Politics still remains an issue with charter school regulation as seen with Mayor De Blasio’s initial attempt to close down Success Academy charter schools, one of the highest performing networks in New York City, when he was first elected. In the political drama that ignited between Success Academy’s founder Eva Moscowitz and Bill De Blasio, the mayor is quoted saying it is “time for Eva Moskowitz to stop having the run of the place… she has to stop being tolerated, enabled, supported,” to the United Federation of Teachers. These words highlight the unfortunate fact that school quality is not at the forefront of this debate. Politics aside, not all charters should proliferate without limits. The CREDO study is still valid in pointing out that there are plenty of poor performing charter schools out there, even in New York City, that must be scrutinized, evaluated, and subject to closure.
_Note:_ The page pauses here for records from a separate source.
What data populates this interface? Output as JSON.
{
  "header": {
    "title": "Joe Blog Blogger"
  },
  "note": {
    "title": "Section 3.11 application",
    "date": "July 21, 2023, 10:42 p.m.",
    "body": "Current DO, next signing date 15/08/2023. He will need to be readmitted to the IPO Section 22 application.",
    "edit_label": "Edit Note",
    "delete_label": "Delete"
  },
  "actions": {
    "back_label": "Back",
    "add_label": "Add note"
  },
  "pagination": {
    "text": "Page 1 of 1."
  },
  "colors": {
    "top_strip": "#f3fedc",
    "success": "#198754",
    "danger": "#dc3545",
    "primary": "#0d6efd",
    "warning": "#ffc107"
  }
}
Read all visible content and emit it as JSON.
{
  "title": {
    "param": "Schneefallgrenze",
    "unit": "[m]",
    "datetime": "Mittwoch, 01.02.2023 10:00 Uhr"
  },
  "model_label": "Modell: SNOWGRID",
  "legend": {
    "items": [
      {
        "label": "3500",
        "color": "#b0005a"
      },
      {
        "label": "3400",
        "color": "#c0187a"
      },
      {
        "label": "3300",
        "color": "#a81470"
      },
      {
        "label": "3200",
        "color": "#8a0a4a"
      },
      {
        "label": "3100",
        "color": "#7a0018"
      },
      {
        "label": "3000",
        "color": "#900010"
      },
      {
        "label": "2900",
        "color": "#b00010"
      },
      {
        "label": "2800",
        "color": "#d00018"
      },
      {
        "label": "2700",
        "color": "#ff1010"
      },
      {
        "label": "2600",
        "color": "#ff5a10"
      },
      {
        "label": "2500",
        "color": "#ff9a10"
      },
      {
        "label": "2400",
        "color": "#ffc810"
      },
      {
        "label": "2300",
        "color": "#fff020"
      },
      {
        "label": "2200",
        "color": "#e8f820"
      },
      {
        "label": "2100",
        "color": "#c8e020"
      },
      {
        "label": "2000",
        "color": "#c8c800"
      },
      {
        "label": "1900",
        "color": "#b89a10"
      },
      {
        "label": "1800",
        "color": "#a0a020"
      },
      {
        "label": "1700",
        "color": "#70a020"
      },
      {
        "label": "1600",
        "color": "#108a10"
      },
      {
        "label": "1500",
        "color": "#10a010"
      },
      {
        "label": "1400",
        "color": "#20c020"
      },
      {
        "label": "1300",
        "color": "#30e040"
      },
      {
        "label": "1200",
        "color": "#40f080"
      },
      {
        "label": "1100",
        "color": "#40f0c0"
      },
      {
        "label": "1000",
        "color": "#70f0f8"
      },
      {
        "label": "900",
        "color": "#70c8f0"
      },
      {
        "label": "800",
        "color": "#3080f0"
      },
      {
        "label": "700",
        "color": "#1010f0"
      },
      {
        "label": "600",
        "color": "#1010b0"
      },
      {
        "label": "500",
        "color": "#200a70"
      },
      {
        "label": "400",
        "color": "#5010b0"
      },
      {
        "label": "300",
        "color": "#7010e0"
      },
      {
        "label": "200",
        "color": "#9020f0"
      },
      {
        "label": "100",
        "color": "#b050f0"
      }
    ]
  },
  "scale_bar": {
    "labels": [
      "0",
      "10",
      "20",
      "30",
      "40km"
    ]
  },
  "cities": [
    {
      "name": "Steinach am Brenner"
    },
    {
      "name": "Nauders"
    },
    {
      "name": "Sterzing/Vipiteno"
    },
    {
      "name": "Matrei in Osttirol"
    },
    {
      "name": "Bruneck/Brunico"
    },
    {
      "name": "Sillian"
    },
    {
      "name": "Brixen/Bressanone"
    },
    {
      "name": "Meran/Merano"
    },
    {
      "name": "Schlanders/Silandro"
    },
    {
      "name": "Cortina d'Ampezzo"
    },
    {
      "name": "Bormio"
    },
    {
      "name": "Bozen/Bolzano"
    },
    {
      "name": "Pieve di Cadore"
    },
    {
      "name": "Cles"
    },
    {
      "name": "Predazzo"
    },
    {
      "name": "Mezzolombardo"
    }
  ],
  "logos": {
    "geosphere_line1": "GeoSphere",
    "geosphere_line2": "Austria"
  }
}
In Boston, for example, suburban charter schools tend to underperform compared to their district neighbors. The ideal response from policy-makers is to identify why certain charters are successful in urban areas, distribute and encourage best practices, and critically analyze why suburban charters are not effective in the same way. As mayor De Blasio has also rightly said, “The answer is not to find an escape route that some can follow and others can’t. The answer is to fix the entire system.”
Moving forward, policy-makers must look at regional and school-level data to make decisions concerning charter school caps, regulations, and expansion. Similar devices should be used to evaluate district schools so that both types of schools are evaluated similarly in an attempt to serve every child in the system. What works in rural Nevada may not work in urban New Orleans, and what works in Harlem may not work in Brooklyn. Rather than promote sweeping reforms triggered by political beliefs, local policy-makers should critically consider the abundance of evidence available to them from CREDO and other sources. A nuanced, empirically based approach to this issue, disentangled from political contention, will only work to improve the lives of all students in the public school system.
Lucy Boyd is a Master in Public Policy student at the Harvard Kennedy School. She was formerly a seventh grade teacher at a charter school in Newark, N.J., which spurred her interest in education policy and reform.